It has to be acknowledged that the Tokyo conference was a success for the UNF. It was also a success for the "International Community" in that they have now got a substantial handle on Sri Lankan affairs. In future it would be legitimate for them to dabble in our internal affairs under various excuses. Could they now force us to compromise on the sovereignty of the country? Has anyone thought of the debt burden on the community? These are cogent reasons why the Opposition should get completely involved so that those funds would be utilized to enhance economic growth of the country, which in turn, would help to pay off the debts. Could it be the case that the only growth would be the foreign bank balances of politicians, their cronies and that of the LTTE?

The need of the hour is a new strategy. It should start with a plan of at least the basic outline of a solution acceptable to both UNF and PA. A new negotiating team should be chosen from both the UNF and the PA. This unity in purpose would deny the opportunity for the LTTE to exploit the political division in the country and trot out excuses in order to drag on the peace process.

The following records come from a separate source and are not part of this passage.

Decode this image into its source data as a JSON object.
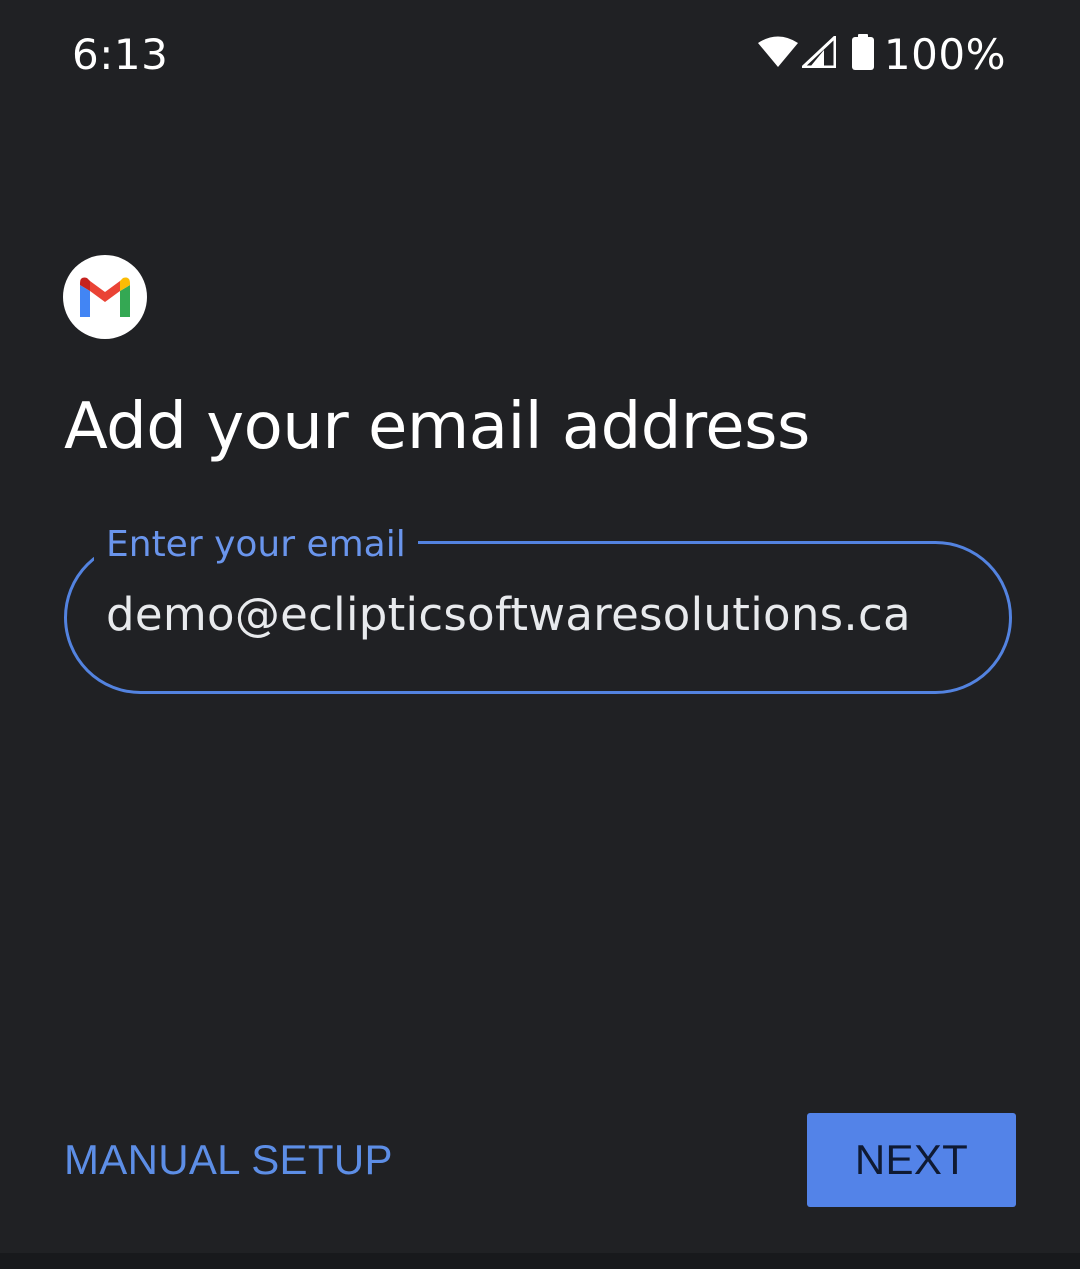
{
  "status_bar": {
    "time": "6:13",
    "battery_percent": "100%",
    "icons": [
      "wifi-icon",
      "cell-signal-icon",
      "battery-icon"
    ]
  },
  "app": {
    "logo_icon": "gmail-logo-icon"
  },
  "page": {
    "title": "Add your email address"
  },
  "email_field": {
    "label": "Enter your email",
    "value": "demo@eclipticsoftwaresolutions.ca"
  },
  "actions": {
    "manual_setup_label": "MANUAL SETUP",
    "next_label": "NEXT"
  },
  "colors": {
    "background": "#202124",
    "accent": "#5383e8",
    "gmail_red": "#ea4335",
    "gmail_blue": "#4285f4",
    "gmail_green": "#34a853",
    "gmail_yellow": "#fbbc04"
  }
}
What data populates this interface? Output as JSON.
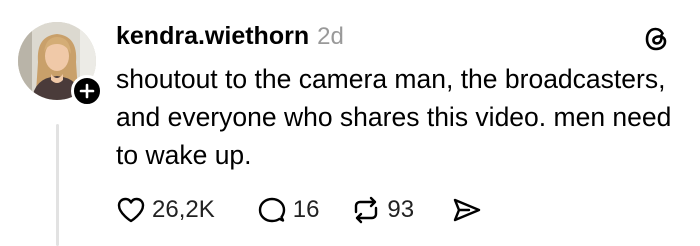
{
  "post": {
    "username": "kendra.wiethorn",
    "time": "2d",
    "text": "shoutout to the camera man, the broadcasters, and everyone who shares this video. men need to wake up.",
    "likes": "26,2K",
    "replies": "16",
    "reposts": "93"
  },
  "icons": {
    "avatar": "profile-photo",
    "follow": "plus-icon",
    "brand": "threads-logo-icon",
    "like": "heart-icon",
    "reply": "speech-bubble-icon",
    "repost": "repost-arrows-icon",
    "share": "send-icon"
  },
  "colors": {
    "background": "#ffffff",
    "text": "#000000",
    "muted": "#999999",
    "thread_line": "#e2e2e2"
  }
}
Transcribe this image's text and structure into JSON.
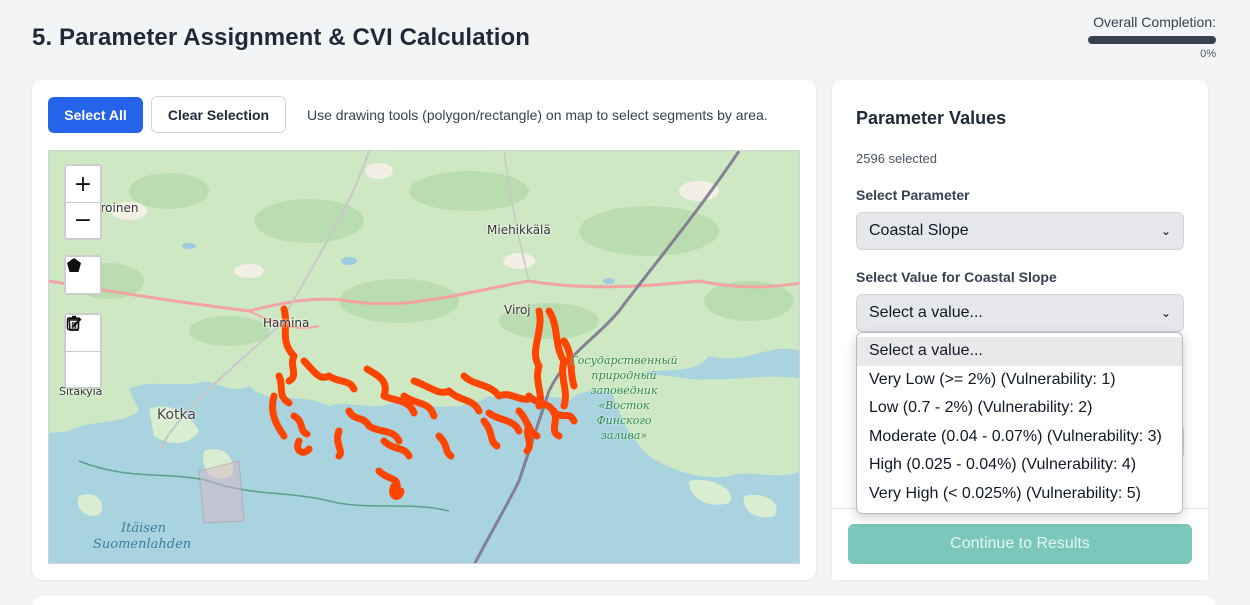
{
  "page": {
    "title": "5. Parameter Assignment & CVI Calculation"
  },
  "completion": {
    "label": "Overall Completion:",
    "percent_text": "0%",
    "progress_fraction": 0,
    "track_color": "#374151"
  },
  "toolbar": {
    "select_all_label": "Select All",
    "clear_selection_label": "Clear Selection",
    "hint": "Use drawing tools (polygon/rectangle) on map to select segments by area."
  },
  "map": {
    "controls": {
      "zoom_in": "+",
      "zoom_out": "−",
      "polygon_icon": "pentagon-icon",
      "edit_icon": "edit-icon",
      "delete_icon": "trash-icon"
    },
    "labels": {
      "town_nw": "nkeroinen",
      "miehikkala": "Miehikkälä",
      "hamina": "Hamina",
      "virojoki": "Viroj",
      "sitakyla": "Sitakylä",
      "kotka": "Kotka",
      "sea_line1": "Itäisen",
      "sea_line2": "Suomenlahden",
      "reserve_line1": "Государственный",
      "reserve_line2": "природный",
      "reserve_line3": "заповедник",
      "reserve_line4": "«Восток",
      "reserve_line5": "Финского",
      "reserve_line6": "залива»"
    },
    "colors": {
      "land": "#cfe8c4",
      "water": "#a9d3df",
      "segments": "#ff4500",
      "road": "#f2a3a3",
      "border": "#7a6f8a"
    }
  },
  "panel": {
    "title": "Parameter Values",
    "selected_count": "2596 selected",
    "parameter_label": "Select Parameter",
    "parameter_value": "Coastal Slope",
    "value_label": "Select Value for Coastal Slope",
    "value_placeholder": "Select a value...",
    "options": [
      "Select a value...",
      "Very Low (>= 2%) (Vulnerability: 1)",
      "Low (0.7 - 2%) (Vulnerability: 2)",
      "Moderate (0.04 - 0.07%) (Vulnerability: 3)",
      "High (0.025 - 0.04%) (Vulnerability: 4)",
      "Very High (< 0.025%) (Vulnerability: 5)"
    ],
    "continue_label": "Continue to Results"
  }
}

It would also signal parliamentary support for the outcome. It would also be consonant with what the PM expressed in Tokyo. There should also be a think tank supporting the negotiators. They should be given the active task of sifting through the events and arguments and eliciting whatever that would contribute to a durable peace. Where necessary this think-tank should rifle through the dustbins of recent negotiations and look for resumption of peace-talks in the rubbish itself. If the terminator in Vanni has already decided on another course of action disastrous to all, then we expect the international community to send us the bunker-busting smart bombs, missiles and delivery systems to put a permanent end to the destruction of the country by the LTTE.